Google launched Bard in February, and compared to its competitors (Bing and ChatGPT), it somehow didn’t differ much, except for a demonstration with false answers, which led to a sharp drop in the company’s stock. Today, at the Google I/O presentation, they presented an updated chatbot that has been running for some time on PaLM 2, the next generation of the company’s own large language model.
Google is canceling the waiting list for Bard* and making it available to users in 180 countries – for now in English and with support for Japanese and Korean. In the near future, the chatbot will support about 40 languages, including Ukrainian.
For users from Ukraine, the chatbot site gives a message saying “Bard is not yet supported in your country” – although the attempt to access via VPN was successful.
The chatbot becomes multi-modal, meaning it can work with images in requests and provide them in responses (say, if you are looking for information about a tourist place, Bard will show you popular attractions). It can also now display results using Google Maps and structure the data in a table.
Subsequently, extensions will be launched for the chatbot – including from Google’s own programs and services, such as Maps, Sheets, Mail and Docs (soon also make it easier to export Bard responses to Mail and Docs). Third-party partners include Adobe’s Firefly image generator, with Wolfram Alpha and more coming soon.
Google is also expanding Bard’s coding capabilities, based in part on Google Lens. As the company notes, this includes not only the ability to generate code, but also explaining snippets of code and helping users customize it.
In previous iterations, Bard was already able to export Python code to Google Colab.
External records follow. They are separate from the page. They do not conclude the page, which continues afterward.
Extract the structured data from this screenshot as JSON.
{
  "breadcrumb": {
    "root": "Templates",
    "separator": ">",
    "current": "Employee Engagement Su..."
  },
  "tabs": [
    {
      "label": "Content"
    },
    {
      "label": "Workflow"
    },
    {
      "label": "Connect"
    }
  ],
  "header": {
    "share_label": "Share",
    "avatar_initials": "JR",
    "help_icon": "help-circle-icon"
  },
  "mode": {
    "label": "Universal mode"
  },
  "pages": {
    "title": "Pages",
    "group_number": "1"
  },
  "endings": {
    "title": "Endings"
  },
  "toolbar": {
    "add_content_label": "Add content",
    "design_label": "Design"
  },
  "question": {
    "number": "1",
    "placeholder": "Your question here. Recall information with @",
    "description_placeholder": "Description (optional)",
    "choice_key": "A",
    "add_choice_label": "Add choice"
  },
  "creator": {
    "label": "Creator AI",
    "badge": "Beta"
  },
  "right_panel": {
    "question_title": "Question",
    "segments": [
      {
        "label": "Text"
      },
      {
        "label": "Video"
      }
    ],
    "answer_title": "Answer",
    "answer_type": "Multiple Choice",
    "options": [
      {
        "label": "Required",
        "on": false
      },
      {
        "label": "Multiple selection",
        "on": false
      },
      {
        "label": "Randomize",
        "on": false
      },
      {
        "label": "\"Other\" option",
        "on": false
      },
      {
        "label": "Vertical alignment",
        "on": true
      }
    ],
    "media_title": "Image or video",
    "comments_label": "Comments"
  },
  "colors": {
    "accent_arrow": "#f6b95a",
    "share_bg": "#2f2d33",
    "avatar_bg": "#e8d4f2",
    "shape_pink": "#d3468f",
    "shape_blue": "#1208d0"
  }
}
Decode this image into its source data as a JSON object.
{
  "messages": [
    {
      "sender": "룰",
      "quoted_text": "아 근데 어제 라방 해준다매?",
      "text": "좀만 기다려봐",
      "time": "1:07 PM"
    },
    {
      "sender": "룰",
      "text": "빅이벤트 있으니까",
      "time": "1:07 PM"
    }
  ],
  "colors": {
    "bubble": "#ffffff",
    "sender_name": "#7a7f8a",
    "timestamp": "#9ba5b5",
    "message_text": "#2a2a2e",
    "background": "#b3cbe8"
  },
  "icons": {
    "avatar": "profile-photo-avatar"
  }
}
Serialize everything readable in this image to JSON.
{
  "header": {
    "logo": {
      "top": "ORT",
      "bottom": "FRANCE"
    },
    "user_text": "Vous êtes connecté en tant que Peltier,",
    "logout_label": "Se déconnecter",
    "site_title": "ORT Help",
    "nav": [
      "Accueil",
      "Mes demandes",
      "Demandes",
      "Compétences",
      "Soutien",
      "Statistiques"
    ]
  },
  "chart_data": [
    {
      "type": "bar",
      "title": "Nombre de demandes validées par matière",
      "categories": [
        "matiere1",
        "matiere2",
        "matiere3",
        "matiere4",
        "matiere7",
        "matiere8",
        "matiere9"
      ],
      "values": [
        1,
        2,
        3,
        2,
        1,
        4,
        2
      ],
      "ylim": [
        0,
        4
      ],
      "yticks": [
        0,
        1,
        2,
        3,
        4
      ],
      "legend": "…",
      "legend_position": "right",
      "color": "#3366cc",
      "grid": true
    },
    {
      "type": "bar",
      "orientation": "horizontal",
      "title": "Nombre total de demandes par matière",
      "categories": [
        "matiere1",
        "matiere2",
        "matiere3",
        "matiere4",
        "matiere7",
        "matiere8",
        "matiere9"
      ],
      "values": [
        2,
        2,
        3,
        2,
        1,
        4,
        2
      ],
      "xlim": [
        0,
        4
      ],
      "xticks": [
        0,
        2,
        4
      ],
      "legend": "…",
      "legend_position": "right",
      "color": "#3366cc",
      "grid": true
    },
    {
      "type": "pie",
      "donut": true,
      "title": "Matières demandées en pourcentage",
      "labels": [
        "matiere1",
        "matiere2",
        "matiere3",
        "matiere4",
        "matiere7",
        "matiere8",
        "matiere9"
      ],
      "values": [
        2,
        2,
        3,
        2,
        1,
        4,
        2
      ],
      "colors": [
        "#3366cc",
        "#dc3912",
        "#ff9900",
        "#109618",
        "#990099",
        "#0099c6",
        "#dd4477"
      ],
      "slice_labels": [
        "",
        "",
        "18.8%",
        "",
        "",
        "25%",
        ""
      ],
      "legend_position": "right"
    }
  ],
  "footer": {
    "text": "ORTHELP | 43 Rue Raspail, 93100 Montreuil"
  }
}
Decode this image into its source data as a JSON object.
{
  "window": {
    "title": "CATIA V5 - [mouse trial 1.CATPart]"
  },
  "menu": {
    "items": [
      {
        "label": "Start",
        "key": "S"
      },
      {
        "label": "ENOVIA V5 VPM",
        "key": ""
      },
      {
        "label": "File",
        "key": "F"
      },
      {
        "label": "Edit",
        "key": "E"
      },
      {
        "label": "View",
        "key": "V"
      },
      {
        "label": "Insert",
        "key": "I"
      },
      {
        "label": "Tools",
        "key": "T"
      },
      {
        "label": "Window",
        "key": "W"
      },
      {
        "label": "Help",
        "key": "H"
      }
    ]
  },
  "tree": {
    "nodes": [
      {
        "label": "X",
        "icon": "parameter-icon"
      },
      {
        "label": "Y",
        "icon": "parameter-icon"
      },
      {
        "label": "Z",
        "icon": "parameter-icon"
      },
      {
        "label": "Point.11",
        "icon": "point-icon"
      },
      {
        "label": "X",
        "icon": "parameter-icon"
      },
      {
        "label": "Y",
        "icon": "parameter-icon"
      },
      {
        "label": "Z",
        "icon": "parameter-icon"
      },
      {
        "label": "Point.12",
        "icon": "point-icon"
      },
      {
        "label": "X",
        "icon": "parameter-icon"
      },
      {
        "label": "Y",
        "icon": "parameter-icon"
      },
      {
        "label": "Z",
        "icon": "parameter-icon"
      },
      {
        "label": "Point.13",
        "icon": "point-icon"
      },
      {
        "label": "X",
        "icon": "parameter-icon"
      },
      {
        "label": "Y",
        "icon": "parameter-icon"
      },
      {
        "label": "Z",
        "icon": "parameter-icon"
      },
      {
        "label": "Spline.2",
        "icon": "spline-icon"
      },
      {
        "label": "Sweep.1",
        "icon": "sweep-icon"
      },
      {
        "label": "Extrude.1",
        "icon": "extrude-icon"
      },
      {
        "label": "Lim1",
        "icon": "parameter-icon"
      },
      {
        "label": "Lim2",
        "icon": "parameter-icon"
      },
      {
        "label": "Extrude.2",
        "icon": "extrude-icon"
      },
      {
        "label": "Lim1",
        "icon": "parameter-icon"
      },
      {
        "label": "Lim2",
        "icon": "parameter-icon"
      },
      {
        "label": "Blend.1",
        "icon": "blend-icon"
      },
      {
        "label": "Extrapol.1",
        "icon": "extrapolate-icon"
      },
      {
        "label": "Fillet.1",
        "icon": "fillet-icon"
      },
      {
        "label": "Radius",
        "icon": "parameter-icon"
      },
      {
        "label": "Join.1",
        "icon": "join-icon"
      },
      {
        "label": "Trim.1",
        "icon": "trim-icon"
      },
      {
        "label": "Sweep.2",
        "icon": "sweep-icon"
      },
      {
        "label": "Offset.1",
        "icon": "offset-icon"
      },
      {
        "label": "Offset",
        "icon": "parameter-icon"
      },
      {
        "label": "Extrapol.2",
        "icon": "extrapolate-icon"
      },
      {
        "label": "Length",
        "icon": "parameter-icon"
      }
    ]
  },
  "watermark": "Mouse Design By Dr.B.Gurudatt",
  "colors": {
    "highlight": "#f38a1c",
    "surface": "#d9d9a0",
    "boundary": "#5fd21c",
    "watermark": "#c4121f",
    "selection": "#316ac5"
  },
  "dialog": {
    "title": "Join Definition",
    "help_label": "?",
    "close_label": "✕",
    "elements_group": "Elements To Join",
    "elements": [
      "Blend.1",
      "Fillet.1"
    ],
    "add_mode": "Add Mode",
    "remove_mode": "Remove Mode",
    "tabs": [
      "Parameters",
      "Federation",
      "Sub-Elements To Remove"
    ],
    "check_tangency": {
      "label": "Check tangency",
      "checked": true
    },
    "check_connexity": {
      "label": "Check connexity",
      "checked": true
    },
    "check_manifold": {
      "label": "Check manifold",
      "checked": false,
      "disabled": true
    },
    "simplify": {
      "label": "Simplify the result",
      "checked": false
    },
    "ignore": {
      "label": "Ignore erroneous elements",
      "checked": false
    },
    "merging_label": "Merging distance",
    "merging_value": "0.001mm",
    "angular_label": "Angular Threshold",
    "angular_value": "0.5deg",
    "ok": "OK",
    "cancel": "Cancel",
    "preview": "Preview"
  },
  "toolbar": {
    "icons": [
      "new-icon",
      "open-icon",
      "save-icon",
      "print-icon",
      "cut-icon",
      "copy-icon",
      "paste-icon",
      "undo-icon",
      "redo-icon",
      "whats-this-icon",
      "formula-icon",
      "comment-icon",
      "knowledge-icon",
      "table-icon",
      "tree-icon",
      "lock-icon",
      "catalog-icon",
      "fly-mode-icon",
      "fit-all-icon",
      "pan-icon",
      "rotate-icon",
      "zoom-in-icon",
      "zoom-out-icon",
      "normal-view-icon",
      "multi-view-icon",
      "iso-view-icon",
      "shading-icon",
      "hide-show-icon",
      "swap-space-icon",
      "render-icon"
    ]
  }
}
The company is now expanding this feature to allow Python code to be exported to Replit, a popular browser-based IDE.
Oh well, Bard is also going to the “dark side” and getting a dark mode.